clock menu more-arrow no yes

Filed under:

An Underlying Problem for Nomar Mazara

New, comments

Taking an even closer look at what could be keeping Mazara from improving his O-Swing and GB rate

Texas Rangers v Oakland Athletics Photo by Ezra Shaw/Getty Images

At this point we’re all familiar with Mazara’s struggles and the data beneath the surface of his stat-line, after all I’ve written about it before. The known quantities have been talked about to death. He continues to struggle with his O-swing rates, so far posting an O-swing right along his career averages. His ground ball rate has dropped and overall his batted ball data looks better than in 2018, but not to the extent many had hoped with the new coaching staff. Through the small sample, Mazara is currently under-performing his batted ball metrics as xwOBA suggests he should be an above average MLB hitter, but the slow start is still intriguing.

Looking at the stagnation it warrants the question of why a hitter might stagnate for multiple seasons. Often-times the answer is pitch recognition, specifically when it comes to off-speed/breaking stuff and plenty of hitters take long times to overcome this hurdle, if they ever do. The data suggests that’s not Mazara’s problem though as he’s posted above MLB average wOBAs and xwOBAs on breaking and off-speed over the past two full seasons. Looking through this data is where the first hint of a bigger problem appears, Mazara posts slightly below average offensive production against fastballs. As an additional anecdote, I’ve watched two MLB games this year close up and both times Mazara took multiple inside-out swings against fastballs he was extremely late on.

Slightly below average shouldn’t necessarily facilitate too much concern on its own but let’s take a closer look. I’ve taken a sample of hitters who are in the range of outcomes that many expected Mazara to fall within and Bryce Harper because he represents a top of the line reference for batted ball data.

Here is Mazara against fastballs in relation to these hitters since the start of 2017. (all data pulled from Baseballsavant.com):

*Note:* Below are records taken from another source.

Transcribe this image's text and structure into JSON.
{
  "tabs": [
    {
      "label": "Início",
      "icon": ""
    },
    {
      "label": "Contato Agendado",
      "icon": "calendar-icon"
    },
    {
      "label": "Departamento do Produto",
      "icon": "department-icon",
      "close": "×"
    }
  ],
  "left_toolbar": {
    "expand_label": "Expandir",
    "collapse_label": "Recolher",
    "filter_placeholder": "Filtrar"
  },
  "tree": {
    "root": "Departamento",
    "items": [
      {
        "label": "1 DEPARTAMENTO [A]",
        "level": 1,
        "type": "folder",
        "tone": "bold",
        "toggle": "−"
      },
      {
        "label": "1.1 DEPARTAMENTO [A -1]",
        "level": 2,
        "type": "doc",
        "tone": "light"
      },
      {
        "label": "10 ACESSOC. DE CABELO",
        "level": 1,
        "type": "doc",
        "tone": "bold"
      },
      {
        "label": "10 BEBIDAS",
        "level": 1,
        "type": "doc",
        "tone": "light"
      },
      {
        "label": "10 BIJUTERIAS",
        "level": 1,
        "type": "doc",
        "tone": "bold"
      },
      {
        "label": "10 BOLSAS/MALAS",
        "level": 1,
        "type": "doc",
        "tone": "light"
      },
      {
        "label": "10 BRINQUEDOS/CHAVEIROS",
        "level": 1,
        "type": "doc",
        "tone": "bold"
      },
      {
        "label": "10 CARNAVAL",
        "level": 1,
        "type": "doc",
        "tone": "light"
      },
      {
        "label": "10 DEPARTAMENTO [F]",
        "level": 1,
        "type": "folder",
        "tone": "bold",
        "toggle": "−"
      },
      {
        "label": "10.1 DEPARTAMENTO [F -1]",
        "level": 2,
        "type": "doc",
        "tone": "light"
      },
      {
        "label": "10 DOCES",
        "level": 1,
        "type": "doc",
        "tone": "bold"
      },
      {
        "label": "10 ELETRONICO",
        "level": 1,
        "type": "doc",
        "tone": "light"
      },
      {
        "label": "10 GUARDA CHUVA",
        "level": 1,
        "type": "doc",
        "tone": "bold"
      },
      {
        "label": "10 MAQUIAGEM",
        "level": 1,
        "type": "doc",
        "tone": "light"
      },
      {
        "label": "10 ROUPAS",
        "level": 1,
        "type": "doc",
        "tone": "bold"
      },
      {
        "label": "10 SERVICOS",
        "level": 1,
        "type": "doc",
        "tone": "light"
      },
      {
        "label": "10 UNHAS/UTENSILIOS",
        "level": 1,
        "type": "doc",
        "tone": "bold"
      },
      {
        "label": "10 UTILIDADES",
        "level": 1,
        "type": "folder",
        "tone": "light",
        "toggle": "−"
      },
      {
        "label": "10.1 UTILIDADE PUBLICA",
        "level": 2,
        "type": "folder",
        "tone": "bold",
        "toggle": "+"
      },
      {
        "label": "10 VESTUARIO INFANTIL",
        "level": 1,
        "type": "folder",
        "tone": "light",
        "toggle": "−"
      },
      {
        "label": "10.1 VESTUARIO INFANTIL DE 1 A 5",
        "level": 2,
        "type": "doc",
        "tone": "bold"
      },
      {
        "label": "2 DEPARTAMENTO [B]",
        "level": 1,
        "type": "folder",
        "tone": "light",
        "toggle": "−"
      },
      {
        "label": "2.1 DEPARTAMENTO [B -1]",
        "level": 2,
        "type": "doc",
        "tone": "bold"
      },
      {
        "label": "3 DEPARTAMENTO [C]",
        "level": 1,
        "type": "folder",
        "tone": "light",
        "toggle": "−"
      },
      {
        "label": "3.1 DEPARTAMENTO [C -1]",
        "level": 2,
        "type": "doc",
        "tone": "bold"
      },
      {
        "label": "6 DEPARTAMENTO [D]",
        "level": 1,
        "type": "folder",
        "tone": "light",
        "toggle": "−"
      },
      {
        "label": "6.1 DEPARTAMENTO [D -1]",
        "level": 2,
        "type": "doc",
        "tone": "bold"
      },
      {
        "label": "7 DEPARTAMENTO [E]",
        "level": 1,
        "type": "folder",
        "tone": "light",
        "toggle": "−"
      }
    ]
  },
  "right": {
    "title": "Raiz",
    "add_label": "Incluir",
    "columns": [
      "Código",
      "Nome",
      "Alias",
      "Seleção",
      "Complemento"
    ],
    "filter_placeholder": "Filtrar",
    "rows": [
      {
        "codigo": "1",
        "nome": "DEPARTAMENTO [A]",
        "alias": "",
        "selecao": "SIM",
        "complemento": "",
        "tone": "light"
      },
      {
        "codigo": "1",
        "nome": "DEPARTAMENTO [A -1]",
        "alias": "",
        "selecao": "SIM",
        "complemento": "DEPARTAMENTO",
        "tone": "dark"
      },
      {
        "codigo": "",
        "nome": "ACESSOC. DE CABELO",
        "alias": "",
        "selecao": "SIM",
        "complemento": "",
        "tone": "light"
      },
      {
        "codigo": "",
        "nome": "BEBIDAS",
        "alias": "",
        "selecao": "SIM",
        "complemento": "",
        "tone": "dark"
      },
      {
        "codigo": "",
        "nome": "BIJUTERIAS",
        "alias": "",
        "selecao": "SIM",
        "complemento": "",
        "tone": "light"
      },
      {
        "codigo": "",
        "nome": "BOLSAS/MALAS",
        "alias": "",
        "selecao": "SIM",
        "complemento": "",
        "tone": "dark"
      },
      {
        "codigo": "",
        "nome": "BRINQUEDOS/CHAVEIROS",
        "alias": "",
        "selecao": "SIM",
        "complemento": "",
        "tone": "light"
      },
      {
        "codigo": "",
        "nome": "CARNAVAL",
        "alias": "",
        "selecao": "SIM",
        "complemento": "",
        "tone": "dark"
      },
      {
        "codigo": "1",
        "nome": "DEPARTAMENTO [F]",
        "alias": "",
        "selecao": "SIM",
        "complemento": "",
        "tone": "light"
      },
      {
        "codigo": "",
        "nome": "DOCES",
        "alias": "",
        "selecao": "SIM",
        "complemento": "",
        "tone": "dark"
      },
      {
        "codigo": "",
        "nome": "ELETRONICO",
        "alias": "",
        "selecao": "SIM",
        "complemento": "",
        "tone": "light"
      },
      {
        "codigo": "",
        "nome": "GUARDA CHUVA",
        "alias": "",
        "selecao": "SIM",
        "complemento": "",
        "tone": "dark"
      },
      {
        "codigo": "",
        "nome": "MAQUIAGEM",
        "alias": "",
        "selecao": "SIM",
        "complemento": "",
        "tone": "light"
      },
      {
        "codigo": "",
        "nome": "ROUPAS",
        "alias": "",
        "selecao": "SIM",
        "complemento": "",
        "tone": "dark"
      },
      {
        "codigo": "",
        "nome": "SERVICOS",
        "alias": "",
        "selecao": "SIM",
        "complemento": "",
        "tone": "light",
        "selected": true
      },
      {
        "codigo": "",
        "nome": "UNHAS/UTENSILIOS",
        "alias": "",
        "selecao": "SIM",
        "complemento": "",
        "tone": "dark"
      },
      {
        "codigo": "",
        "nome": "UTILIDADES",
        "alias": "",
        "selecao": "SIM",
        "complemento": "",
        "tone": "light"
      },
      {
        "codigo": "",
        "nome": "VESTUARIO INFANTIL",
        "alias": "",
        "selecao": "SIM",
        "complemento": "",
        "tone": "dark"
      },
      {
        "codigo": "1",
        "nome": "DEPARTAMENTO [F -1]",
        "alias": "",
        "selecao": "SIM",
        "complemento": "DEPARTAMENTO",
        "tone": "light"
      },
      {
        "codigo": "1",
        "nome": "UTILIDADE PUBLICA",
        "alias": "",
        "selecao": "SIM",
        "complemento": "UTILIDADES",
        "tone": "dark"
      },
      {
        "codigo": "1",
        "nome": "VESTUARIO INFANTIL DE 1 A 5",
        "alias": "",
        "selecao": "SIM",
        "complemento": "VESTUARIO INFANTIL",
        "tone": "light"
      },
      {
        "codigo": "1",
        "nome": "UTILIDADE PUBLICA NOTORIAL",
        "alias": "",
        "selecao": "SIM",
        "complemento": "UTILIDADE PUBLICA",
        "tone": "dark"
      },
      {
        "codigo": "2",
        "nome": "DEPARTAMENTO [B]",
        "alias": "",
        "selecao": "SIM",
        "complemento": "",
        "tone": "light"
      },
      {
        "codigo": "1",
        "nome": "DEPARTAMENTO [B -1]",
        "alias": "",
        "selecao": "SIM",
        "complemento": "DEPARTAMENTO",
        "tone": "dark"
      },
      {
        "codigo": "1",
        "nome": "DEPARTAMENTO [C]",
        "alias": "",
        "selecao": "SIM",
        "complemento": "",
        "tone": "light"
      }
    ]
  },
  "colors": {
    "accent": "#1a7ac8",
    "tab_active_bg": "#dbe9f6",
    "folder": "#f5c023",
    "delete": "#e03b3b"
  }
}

Bottom of the list is not a great place to be, but it could be that the names I semi-randomly cherry-picked gave me an incomplete data-set to work with, so ran the same report with all hitters with over 150 PAs ending against fastballs from 2017 and found that Mazara ranks 257th out of 440 in xwOBA.

While being in the lower half of fastball hitters in the MLB isn’t a death sentence, it does limit both upside and the lower limit of ability that needs to be there to be an above average hitter. The best hitter I could find below Mazara in that data-set was either Brett Gardener or Yuli Gurriel. There are however, a plethora of prospects that we all scratched our head about: Jonathan Schoop, Addison Russell, Maikel Franco, Greg Bird, Derek Fisher, Byron Buxton, Rafael Devers, etc. There are also plenty of older hitters who have seen their post-prime careers fall off a map: Carlos Gonzalez, Chris Davis, Carlos Beltran, Ian Kinsler, etc. The lowest xwOBA against fastballs that I could find where the hitter still maintained elite production (130+ wRC+) was Javier Baez who posted a 131 wRC+ in 2018 while having an xwOBA against fastballs of .367 since 2017. While you can manipulate the data around to make it look less dire, the inevitable conclusion is that struggling against fastballs correlates strongly with lower offensive production and limits the upper end outcomes of players significantly.

That leads to another question in how much does velocity have to do with this? As the MLB continues its rapid ascension into higher average fastball velocities, it seems prudent to check into Mazara’s struggles against that trend. Here is Mazara against fastballs 92 MPH and under alongside 93 MPH and up with the same reference group:

While Mazara consistently showed up on the bottom of this list of hitters, the gap between Mazara and the worst of this grouping increased when looking at velocities 93 MPH and up.

There is one more piece we need to address before we draw any conclusions. Does Mazara have a poor xwOBA against fastballs because he’s overall a below average hitter by xwOBA or is he a below average hitter at least in part because he is poor against fastballs? His 2017-2019 xwOBA sits at .331 and league average is .320. His xwOBA against breaking balls is .310, well above the league average of .272. His xwOBA against fastballs of .345 is below the league average of .353. While not perfect, this data suggests that Mazara provides a significant portion of his value by being “less bad” against breaking pitches in order to make up for the below average returns he produces against fastballs.

As to the underlying reason for these struggles for Mazara, I can’t say yet. It could be that it’s something innate physically like reaction time or vision. It’s also possible that Mazara is regularly sitting on breaking balls, which means he must divert to an inside-out swing when he gets fastballs unless he’s specifically sitting fastball. Regardless of the reason, Mazara’s ability to do damage against fastballs compared to league average is fairly concerning for a player who should be dealing a large portion of his damage on the easiest for MLB hitters mash on the average. It’s possible that Mazara can create enough value against breaking/offspeed offerings to negate the gap in value he doesn’t provide on fastballs, but it seems to me like this would be a point of focus in his development if it is something that can be mended.